Do you think he knows what he can get away with? Is he that cunning?
That's a really good question, because the Durst that we're seeing now, the one that agreed to be interviewed, the one who apparently just wrote a letter to the L.A. Times, the one who seems to be a little more public, that's not the Bobby Durst I remember originally reporting on. He went into hiding, he stayed away from everybody. When he was on the run, he shaved his head and his eyebrows and was trying to travel under the radar. Now, apparently, he's more open about what he's doing, so I don't know. When the search warrant was released and they found two copies of my book in his apartment, people asked me what I thought about it. At first I was surprised and somewhat shocked. And I'm thinking about it, and the book provided a roadmap of what he'd been doing before these investigations started up again in 2000. On one hand, it's reference material for him. He knows what the police know. But on the other hand, maybe there's something else going [on] with him mentally now, and he likes seeing his name in print.
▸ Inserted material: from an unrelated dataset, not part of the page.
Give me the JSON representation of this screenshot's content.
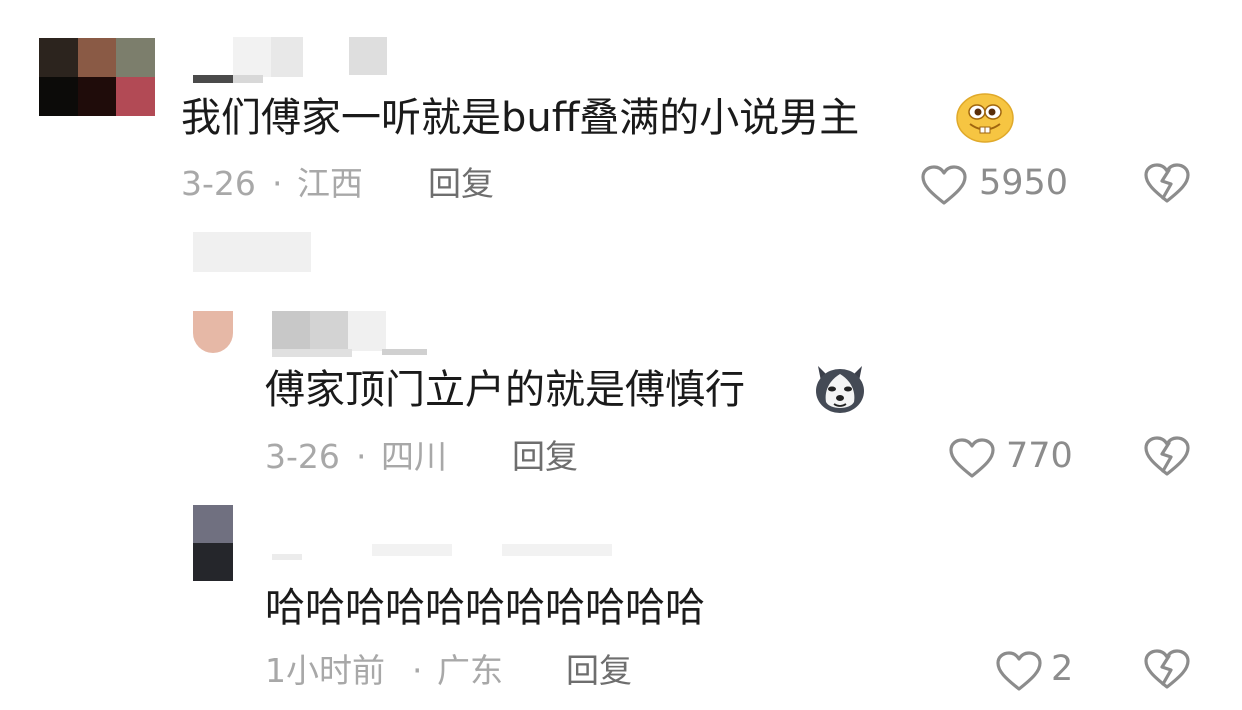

Considering everything he's gotten away with so far, do you have any inkling what will happen with the charges in Louisiana or L.A.?
Here's what's going on. Law enforcement wants him to stay in New Orleans for a while. They want to take a deep breath, they want to be able to look and see what, if anything, is out there involving him. I think they believe there are other cases out there. They're going to use this time to find them. That includes getting to the bottom of the Karen Mitchell case, and Modaferri. It gives them time to investigate properly, and not just the cases we know about. Moving forward, unless the judge down there throws out the charges, he could potentially spend several years in prison down there and then ultimately face trial in Los Angeles. I think the people who have been most affected by this case, particularly the family of Kathie Durst, would like nothing better than to see him tried in Los Angeles for the murder of Susan Berman, because if he's found guilty of killing Berman, the charge would be that he killed her to shut her up because she knew about Kathie. That would give authorities in New York a motive. He was convicted on it.

They may keep him in prison for ten years or so, and he's 71 years old. He'll never leave prison, I can tell you that. Everyone believes he's dangerous. The best thing would be, "Hey, go to some psychiatric facility for the rest of your life, but tell us first what you did in all these different cases. Did you kill this one, did you kill that one, what happened to Kathie Durst, what happened to Susan Berman?” It might be wishful thinking, but that would be, in my mind, the best-case scenario.